B.K. Ajith, secretary of the Association of Planters Kerala (APK) – an umbrella organization of planters of tea, rubber, cardamom and coffee – said the plantation sector can go haywire in two months.

The group represents about 60 percent of the organised plantation sector in the state.

Kerala today accounts for 82 percent of the country’s rubber production, 71 percent of cardamom, six percent of the tea and 21 percent of the coffee.

The daily wages of more than three lakh plantation workers, who ended their three week-long strike early this month, were increased recently.

But Ajith hinted at other factors which lead to an increase in the production costs.

The production costs of cardamom stands at Rs.700 a kg, while the market price of a kilogram of cardamom is Rs.620, he said.

“Coffee planters in Kerala are going to be seriously affected as production in Brazil has reached much higher levels. There has been a currency devaluation as well. Thus, all cash crops in Kerala will be seriously affected,” added Ajith.

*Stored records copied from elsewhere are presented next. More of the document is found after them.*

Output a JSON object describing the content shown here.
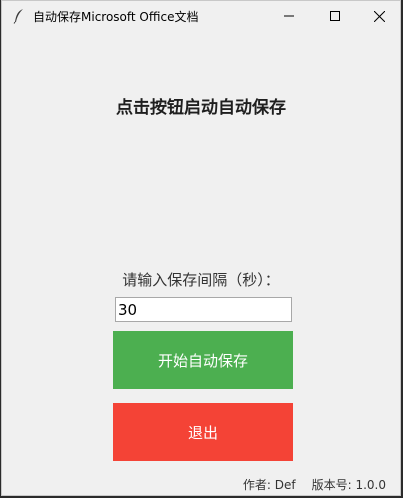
{
  "window": {
    "title": "自动保存Microsoft Office文档",
    "app_icon": "feather-icon",
    "controls": [
      "minimize-icon",
      "maximize-icon",
      "close-icon"
    ]
  },
  "main": {
    "heading": "点击按钮启动自动保存",
    "interval_label": "请输入保存间隔（秒）：",
    "interval_value": "30",
    "start_button": "开始自动保存",
    "exit_button": "退出"
  },
  "footer": {
    "author": "作者: Def",
    "version": "版本号: 1.0.0"
  },
  "colors": {
    "start_button": "#4caf50",
    "exit_button": "#f44336",
    "background": "#f0f0f0"
  }
}
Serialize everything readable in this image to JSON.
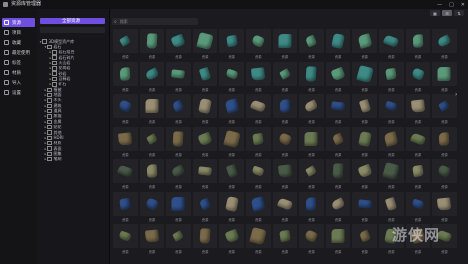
{
  "window": {
    "title": "资源库管理器",
    "controls": [
      "—",
      "□",
      "✕"
    ],
    "icon": "app-icon"
  },
  "nav": {
    "items": [
      {
        "label": "资源",
        "active": true,
        "icon": "cube-icon"
      },
      {
        "label": "项目",
        "active": false,
        "icon": "folder-icon"
      },
      {
        "label": "收藏",
        "active": false,
        "icon": "star-icon"
      },
      {
        "label": "最近使用",
        "active": false,
        "icon": "clock-icon"
      },
      {
        "label": "标签",
        "active": false,
        "icon": "tag-icon"
      },
      {
        "label": "材质",
        "active": false,
        "icon": "layers-icon"
      },
      {
        "label": "导入",
        "active": false,
        "icon": "import-icon"
      },
      {
        "label": "设置",
        "active": false,
        "icon": "gear-icon"
      }
    ]
  },
  "tree": {
    "button_label": "全部资源",
    "items": [
      {
        "label": "3D模型资产库",
        "depth": 0,
        "arrow": "▾"
      },
      {
        "label": "岩石",
        "depth": 1,
        "arrow": "▾"
      },
      {
        "label": "岩石组合",
        "depth": 2,
        "arrow": "▸"
      },
      {
        "label": "岩石碎片",
        "depth": 2,
        "arrow": "▸"
      },
      {
        "label": "火山岩",
        "depth": 2,
        "arrow": "▸"
      },
      {
        "label": "花岗岩",
        "depth": 2,
        "arrow": "▸"
      },
      {
        "label": "砂岩",
        "depth": 2,
        "arrow": "▸"
      },
      {
        "label": "苔藓岩",
        "depth": 2,
        "arrow": "▸"
      },
      {
        "label": "矿石",
        "depth": 2,
        "arrow": "▸"
      },
      {
        "label": "植被",
        "depth": 1,
        "arrow": "▸"
      },
      {
        "label": "地面",
        "depth": 1,
        "arrow": "▸"
      },
      {
        "label": "木头",
        "depth": 1,
        "arrow": "▸"
      },
      {
        "label": "建筑",
        "depth": 1,
        "arrow": "▸"
      },
      {
        "label": "道具",
        "depth": 1,
        "arrow": "▸"
      },
      {
        "label": "废墟",
        "depth": 1,
        "arrow": "▸"
      },
      {
        "label": "金属",
        "depth": 1,
        "arrow": "▸"
      },
      {
        "label": "贴花",
        "depth": 1,
        "arrow": "▸"
      },
      {
        "label": "其他",
        "depth": 1,
        "arrow": "▸"
      },
      {
        "label": "HDRI",
        "depth": 1,
        "arrow": "▸"
      },
      {
        "label": "材质",
        "depth": 1,
        "arrow": "▸"
      },
      {
        "label": "表面",
        "depth": 1,
        "arrow": "▸"
      },
      {
        "label": "图集",
        "depth": 1,
        "arrow": "▸"
      },
      {
        "label": "笔刷",
        "depth": 1,
        "arrow": "▸"
      }
    ]
  },
  "main": {
    "search_icon": "search-icon",
    "search_placeholder": "搜索",
    "tool_buttons": [
      {
        "label": "▦",
        "active": false
      },
      {
        "label": "☰",
        "active": true
      },
      {
        "label": "⇅",
        "active": false
      }
    ]
  },
  "asset_palette": [
    "#3d8a86",
    "#5a9a7a",
    "#6a7a52",
    "#8a8a68",
    "#2f4f8a",
    "#7a6a4a",
    "#4a5a48",
    "#9a8e74"
  ],
  "asset_label": "资源",
  "asset_rows": 7,
  "asset_cols": 13,
  "scroll_indicator": "›",
  "watermark": "游侠网"
}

APK officials are also peeved that their long standing demands for reducing the plantation, agricultural and land taxes have fallen on deaf ears.

While Tamil Nadu levies no taxes in the plantation sector, Kerala charges Rs.700 a hectare as plantation tax. The agriculture income tax is 50 percent of the profits, while in other states it is 28 percent. The land tax here is Rs.500 a hectare, Ajith complained.

Similarly, the electricity tariff was increased for the plantation sector last year, he said.

“If something drastic does not happen, things will come to a halt very soon,” said Ajith.

(IANS)